● Problem description: Count every line of the listing where the string "notes" occurs, and reply with the count alone.

● Dataset records:
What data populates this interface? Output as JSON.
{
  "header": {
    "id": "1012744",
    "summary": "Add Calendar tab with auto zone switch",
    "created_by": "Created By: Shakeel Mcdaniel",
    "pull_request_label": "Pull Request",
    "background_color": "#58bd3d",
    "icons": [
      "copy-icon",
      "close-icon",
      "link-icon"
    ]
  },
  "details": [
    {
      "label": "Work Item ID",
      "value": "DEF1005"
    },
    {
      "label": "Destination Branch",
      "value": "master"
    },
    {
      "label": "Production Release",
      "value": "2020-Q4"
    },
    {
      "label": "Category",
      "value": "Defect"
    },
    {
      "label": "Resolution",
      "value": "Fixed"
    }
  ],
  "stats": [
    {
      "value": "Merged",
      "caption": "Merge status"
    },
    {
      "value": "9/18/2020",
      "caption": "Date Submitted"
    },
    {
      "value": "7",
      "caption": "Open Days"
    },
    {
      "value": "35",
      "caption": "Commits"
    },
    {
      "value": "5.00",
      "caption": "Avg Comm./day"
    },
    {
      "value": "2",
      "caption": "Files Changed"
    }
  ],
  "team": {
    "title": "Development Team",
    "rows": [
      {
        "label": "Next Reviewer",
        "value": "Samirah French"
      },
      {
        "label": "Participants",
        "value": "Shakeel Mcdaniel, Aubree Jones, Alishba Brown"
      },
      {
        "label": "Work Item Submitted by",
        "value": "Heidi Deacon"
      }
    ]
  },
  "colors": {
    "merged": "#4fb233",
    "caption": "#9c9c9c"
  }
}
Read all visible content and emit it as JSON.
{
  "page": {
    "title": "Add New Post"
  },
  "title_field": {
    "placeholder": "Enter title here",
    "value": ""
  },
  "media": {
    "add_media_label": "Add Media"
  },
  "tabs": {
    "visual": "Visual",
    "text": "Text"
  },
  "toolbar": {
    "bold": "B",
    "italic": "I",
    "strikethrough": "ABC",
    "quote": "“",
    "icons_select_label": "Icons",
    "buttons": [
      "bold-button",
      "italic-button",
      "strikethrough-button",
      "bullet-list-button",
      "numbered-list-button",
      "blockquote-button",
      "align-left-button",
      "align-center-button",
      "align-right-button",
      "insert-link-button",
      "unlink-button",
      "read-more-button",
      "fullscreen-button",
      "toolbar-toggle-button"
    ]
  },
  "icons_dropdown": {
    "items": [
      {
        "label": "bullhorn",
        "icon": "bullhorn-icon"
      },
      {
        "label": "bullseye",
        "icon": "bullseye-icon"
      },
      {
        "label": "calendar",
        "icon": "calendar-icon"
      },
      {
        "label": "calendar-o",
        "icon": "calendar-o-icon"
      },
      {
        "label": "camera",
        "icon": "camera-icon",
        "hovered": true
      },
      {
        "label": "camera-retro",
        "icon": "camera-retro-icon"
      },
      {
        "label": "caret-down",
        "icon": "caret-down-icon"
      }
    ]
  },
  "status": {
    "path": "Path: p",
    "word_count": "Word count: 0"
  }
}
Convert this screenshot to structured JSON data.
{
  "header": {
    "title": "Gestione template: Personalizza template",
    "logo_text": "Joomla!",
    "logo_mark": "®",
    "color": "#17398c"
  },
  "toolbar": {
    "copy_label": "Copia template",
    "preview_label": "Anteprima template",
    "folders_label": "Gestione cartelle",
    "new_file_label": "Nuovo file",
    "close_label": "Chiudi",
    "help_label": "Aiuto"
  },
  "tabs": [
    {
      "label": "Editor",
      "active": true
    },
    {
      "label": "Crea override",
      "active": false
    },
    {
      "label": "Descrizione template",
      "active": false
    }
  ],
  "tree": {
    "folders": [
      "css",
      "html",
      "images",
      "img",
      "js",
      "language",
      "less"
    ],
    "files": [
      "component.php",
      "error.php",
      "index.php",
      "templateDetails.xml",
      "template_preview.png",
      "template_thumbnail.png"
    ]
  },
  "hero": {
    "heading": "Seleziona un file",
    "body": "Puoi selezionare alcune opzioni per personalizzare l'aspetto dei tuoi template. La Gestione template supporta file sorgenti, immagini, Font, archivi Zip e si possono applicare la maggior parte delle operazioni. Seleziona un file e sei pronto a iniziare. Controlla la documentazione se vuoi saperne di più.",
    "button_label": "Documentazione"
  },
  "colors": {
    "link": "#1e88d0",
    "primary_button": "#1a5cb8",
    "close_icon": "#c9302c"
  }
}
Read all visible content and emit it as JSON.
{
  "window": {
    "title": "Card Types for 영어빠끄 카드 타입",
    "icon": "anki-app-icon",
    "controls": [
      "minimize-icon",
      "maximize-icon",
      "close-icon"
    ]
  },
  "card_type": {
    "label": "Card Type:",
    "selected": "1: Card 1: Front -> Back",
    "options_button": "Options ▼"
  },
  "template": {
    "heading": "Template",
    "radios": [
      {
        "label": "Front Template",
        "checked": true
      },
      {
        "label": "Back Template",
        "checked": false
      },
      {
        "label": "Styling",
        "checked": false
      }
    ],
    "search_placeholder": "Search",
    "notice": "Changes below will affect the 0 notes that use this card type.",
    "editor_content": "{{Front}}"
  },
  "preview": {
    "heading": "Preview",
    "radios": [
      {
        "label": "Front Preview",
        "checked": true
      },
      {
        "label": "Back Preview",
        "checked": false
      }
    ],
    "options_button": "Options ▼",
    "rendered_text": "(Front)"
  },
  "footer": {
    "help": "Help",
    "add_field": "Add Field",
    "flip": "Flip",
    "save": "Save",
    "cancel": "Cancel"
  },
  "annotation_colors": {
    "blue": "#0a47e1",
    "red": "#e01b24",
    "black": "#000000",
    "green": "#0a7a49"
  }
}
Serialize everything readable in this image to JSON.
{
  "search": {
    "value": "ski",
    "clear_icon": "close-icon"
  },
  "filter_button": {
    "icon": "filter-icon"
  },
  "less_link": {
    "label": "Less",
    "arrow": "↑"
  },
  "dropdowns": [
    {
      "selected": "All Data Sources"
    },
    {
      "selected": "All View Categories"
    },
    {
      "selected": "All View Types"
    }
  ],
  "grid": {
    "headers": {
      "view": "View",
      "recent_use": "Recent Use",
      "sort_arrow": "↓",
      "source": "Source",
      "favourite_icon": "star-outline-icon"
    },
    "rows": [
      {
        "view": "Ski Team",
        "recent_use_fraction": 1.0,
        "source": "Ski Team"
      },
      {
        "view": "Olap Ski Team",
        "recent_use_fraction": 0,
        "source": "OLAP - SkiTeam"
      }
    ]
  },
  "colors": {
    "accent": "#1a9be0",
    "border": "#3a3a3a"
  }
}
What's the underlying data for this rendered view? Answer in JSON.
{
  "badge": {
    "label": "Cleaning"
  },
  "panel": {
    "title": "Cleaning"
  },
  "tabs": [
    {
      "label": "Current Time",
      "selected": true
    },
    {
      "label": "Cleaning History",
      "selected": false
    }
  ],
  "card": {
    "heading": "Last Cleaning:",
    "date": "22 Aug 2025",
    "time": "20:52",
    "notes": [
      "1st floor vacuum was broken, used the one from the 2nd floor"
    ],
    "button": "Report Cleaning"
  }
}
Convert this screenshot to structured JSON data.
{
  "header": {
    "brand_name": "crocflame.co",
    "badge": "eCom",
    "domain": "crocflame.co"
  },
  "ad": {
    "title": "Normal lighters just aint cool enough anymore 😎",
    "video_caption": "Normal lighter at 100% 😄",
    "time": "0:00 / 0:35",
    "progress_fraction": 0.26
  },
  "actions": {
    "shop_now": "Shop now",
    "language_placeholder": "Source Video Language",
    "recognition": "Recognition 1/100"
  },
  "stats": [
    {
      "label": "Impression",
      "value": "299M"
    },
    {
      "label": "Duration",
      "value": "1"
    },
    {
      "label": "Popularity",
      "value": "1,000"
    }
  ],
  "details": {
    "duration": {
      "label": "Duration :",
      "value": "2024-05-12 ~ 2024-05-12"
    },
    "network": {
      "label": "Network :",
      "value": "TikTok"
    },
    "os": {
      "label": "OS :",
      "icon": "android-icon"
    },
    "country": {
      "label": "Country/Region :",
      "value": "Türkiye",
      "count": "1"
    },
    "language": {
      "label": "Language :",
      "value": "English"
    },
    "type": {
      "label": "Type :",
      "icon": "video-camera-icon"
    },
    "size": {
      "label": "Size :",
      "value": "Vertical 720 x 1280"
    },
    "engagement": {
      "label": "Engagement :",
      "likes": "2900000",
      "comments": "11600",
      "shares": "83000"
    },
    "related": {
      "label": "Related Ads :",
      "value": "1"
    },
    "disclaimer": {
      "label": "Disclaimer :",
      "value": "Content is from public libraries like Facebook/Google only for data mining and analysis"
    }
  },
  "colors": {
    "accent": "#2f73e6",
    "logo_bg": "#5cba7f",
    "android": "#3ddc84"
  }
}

● Task result: 2